Divide the batter among the pans and spread it evenly. Bake, rotating the pans and swapping their positions, until the cakes just start to pull away from the sides of the pans and spring back when very gently pressed with a finger, 20 to 25 minutes. Let the cakes cool in their pans on a rack for 10 minutes.
Run a knife or small spatula around the edges to separate the cakes from the pans. Turn the cakes out onto the rack and peel off the parchment. Cool completely.
Assemble the Cake
Put one cake layer on a cake plate. Spread a third of the filling over the top of the cake, leaving a 1/4-inch border. Top with a second cake layer. Spread with half of the remaining filling. Put the third cake layer on top and cover it with the remaining filling. Leave the sides of the cake exposed. Serve at room temperature.
Sifting the flour onto a piece of waxed paper was my first hint this cake might be a little high maintenance, and it’s when the carpal tunnel first started to kick in. Do not skip this step!
It’s really important to get the right level of heat and constant whisking for the filling so it is the perfect consistency. If your wrist didn’t hurt you before, it will now!
Add the toasted coconut and toasted pecans and let cool and thicken. It may not look pretty, but this is the most delicious filling I have ever eaten.
While this cake didn’t turn out cover-model beautiful, it was perfect in every other way.
p.s. Ask Mom Mom is taking a break this week. Is it because someone can’t find her old-school notebook with this week’s column in it? I’ll never tell.

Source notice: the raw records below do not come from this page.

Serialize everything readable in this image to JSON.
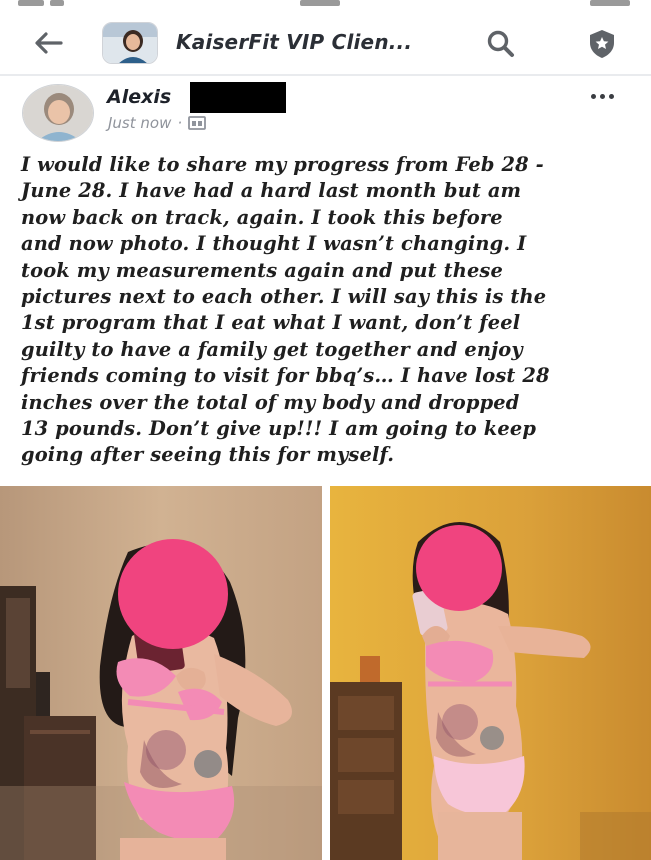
{
  "header": {
    "group_title": "KaiserFit VIP Clien...",
    "icons": [
      "back-arrow-icon",
      "search-icon",
      "shield-star-icon"
    ]
  },
  "post": {
    "author": "Alexis",
    "timestamp": "Just now",
    "separator": "·",
    "audience_icon": "group-audience-icon",
    "lines": [
      "I would like to share my progress from Feb 28 -",
      "June 28. I have had a hard last month but am",
      "now back on track, again. I took this before",
      "and now photo. I thought I wasn’t changing.  I",
      "took my measurements again and put these",
      "pictures next to each other. I will say this is the",
      "1st program that I eat what I want, don’t feel",
      "guilty to have a family get together and enjoy",
      "friends coming to visit for bbq’s… I have lost 28",
      "inches over the total of my body and dropped",
      "13 pounds. Don’t give up!!! I am going to keep",
      "going after seeing this for myself."
    ]
  },
  "photos": [
    {
      "label": "before-photo",
      "background": "#c9a888",
      "face_blur": "#f0447f"
    },
    {
      "label": "after-photo",
      "background": "#e0a83a",
      "face_blur": "#f0447f"
    }
  ],
  "colors": {
    "face_blur": "#f0447f",
    "swimsuit": "#f38bb5",
    "redaction": "#000000",
    "title_text": "#2b2f36"
  }
}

p.p.s. Sorry to my subscribers for the flukey phantom Cake2 post earlier. I am still playing around with my new phone and attempted to upload a photo to WordPress, and I didn’t mean to publish anything. Oops!